Existing socialist parties in Europe did not wholly approve of the way the Bolsheviks took power – and kept it. However, the possibility of a workers’ state fired people’s imagination across the world. In many countries, communist parties were formed – like the Communist Party of Great Britain. The Bolsheviks encouraged colonial peoples to follow their experiment. Many non-Russians from outside the USSR participated in the Conference of the Peoples of the East (1920) and the Bolshevik-founded Comintern (an international union of pro-Bolshevik socialist parties). Some received education in the USSR’s Communist University of the Workers of the East.
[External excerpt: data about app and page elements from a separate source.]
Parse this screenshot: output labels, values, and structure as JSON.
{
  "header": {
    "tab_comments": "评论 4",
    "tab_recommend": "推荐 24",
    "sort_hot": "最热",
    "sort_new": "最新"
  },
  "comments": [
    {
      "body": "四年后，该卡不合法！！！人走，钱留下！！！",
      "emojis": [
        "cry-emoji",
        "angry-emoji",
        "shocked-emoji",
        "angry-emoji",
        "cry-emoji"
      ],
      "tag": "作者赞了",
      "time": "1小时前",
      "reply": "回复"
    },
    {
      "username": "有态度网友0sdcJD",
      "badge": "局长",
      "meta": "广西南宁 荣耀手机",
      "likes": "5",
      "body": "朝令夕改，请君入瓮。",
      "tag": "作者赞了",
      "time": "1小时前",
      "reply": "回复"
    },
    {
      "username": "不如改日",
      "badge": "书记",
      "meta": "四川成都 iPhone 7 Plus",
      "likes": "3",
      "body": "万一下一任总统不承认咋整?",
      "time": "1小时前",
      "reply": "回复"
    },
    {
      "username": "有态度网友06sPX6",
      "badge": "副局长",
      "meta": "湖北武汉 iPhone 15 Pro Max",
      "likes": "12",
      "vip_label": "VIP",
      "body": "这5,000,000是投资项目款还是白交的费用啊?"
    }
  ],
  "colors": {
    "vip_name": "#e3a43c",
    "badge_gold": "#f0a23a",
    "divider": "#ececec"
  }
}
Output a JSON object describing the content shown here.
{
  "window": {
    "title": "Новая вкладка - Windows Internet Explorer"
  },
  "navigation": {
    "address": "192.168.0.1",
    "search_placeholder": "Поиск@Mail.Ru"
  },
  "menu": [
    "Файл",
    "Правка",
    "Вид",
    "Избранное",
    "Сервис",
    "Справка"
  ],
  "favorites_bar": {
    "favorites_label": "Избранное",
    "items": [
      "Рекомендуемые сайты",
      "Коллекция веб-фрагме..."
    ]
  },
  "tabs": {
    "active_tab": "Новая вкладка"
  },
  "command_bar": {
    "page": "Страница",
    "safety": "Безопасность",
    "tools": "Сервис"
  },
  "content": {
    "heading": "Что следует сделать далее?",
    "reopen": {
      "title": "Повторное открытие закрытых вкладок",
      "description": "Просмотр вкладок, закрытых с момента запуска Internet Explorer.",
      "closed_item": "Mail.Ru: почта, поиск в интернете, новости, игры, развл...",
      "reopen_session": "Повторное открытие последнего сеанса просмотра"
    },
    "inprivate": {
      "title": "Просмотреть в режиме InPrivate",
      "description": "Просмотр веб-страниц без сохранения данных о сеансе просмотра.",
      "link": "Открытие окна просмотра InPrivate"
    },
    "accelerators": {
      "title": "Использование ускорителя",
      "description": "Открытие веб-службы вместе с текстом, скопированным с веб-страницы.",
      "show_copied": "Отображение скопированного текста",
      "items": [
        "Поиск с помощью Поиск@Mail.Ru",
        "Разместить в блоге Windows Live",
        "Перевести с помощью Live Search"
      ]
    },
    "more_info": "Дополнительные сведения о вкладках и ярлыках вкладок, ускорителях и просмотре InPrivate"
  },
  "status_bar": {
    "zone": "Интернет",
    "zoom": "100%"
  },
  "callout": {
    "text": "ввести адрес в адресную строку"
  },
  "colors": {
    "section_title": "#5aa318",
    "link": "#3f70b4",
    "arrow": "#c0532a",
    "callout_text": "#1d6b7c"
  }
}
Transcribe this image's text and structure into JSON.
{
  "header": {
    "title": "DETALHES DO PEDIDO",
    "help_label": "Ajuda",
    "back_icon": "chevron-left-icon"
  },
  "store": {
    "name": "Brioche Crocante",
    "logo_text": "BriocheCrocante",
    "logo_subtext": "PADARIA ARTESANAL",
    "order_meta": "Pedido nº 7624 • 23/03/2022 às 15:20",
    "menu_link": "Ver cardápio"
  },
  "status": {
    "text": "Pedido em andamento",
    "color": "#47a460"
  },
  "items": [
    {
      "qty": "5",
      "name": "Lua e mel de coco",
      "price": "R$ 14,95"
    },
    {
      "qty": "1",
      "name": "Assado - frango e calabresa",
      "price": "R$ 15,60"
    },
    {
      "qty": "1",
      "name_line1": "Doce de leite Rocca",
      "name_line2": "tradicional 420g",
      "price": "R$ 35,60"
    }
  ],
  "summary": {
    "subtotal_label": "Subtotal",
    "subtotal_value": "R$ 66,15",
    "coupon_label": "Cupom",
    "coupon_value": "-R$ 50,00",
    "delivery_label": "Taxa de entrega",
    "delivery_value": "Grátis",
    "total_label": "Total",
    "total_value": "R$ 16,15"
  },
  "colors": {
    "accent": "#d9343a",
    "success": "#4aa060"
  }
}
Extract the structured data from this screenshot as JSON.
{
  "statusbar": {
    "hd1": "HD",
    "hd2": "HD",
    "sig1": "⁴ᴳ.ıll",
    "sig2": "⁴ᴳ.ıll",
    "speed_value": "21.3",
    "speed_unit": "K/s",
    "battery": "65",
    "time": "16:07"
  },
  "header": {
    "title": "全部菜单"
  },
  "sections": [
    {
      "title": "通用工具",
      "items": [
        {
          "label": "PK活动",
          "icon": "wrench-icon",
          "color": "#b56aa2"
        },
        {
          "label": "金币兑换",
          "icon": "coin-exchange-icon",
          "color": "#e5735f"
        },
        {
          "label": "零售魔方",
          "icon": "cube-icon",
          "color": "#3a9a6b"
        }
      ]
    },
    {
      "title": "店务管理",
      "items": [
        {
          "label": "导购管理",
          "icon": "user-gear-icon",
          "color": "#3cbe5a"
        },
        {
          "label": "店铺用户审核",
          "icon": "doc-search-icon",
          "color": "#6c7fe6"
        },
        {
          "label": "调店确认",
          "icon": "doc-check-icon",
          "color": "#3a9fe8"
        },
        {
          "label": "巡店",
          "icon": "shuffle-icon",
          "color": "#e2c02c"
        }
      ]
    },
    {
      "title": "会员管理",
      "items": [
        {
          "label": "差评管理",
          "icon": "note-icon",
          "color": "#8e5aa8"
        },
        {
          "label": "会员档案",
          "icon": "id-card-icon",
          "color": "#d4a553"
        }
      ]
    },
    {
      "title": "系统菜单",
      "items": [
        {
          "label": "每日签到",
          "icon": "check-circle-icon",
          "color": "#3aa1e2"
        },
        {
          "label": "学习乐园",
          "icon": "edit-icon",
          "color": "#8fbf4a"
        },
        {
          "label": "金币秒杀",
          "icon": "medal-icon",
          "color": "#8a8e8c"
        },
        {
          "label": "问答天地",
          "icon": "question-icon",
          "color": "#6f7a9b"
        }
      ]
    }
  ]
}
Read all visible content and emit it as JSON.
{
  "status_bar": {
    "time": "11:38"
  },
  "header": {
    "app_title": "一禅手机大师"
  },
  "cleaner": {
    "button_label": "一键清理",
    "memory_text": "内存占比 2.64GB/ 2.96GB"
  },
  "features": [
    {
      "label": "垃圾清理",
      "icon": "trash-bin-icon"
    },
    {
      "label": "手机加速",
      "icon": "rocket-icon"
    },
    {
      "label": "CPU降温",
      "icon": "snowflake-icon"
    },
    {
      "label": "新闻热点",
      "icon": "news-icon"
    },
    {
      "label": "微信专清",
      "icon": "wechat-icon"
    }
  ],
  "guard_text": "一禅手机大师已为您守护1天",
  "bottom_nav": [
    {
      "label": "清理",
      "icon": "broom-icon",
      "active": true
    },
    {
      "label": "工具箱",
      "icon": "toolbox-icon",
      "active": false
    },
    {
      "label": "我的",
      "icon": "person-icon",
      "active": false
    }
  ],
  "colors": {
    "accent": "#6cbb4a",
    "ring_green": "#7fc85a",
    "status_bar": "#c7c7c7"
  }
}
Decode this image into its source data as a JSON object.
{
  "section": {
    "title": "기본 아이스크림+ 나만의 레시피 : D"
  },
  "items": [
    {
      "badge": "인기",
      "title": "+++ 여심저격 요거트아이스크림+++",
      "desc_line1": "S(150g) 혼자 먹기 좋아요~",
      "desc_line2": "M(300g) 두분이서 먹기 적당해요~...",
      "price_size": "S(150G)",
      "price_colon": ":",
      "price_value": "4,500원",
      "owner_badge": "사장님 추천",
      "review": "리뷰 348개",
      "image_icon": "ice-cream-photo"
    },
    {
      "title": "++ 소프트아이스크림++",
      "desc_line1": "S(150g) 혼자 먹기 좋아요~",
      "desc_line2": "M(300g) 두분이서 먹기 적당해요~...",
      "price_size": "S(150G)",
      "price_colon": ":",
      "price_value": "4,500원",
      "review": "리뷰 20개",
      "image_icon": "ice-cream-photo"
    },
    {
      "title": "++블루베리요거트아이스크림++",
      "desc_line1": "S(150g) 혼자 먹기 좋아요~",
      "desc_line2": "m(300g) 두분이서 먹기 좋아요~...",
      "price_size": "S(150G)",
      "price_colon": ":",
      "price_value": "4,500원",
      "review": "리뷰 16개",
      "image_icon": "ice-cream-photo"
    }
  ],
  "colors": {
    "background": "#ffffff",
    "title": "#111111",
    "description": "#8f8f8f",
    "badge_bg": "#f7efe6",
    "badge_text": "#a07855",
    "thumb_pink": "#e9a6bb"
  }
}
By the time of the outbreak of the Second World War, the USSR had given socialism a global face and world stature.
Yet by the 1950s it was acknowledged within the country that the style of government in the USSR was not in keeping with the ideals of the Russian Revolution. In the world socialist movement too it was recognised that all was not well in the Soviet Union. A backward country had become a great power. Its industries and agriculture had developed and the poor were being fed. But it had denied the essential freedoms to its citizens and carried out its developmental projects through repressive policies. By the end of the twentieth century, the international reputation of the USSR as a socialist country had declined though it was recognised that socialist ideals still enjoyed respect among its people. But in each country the ideas of socialism were rethought in a variety of different ways.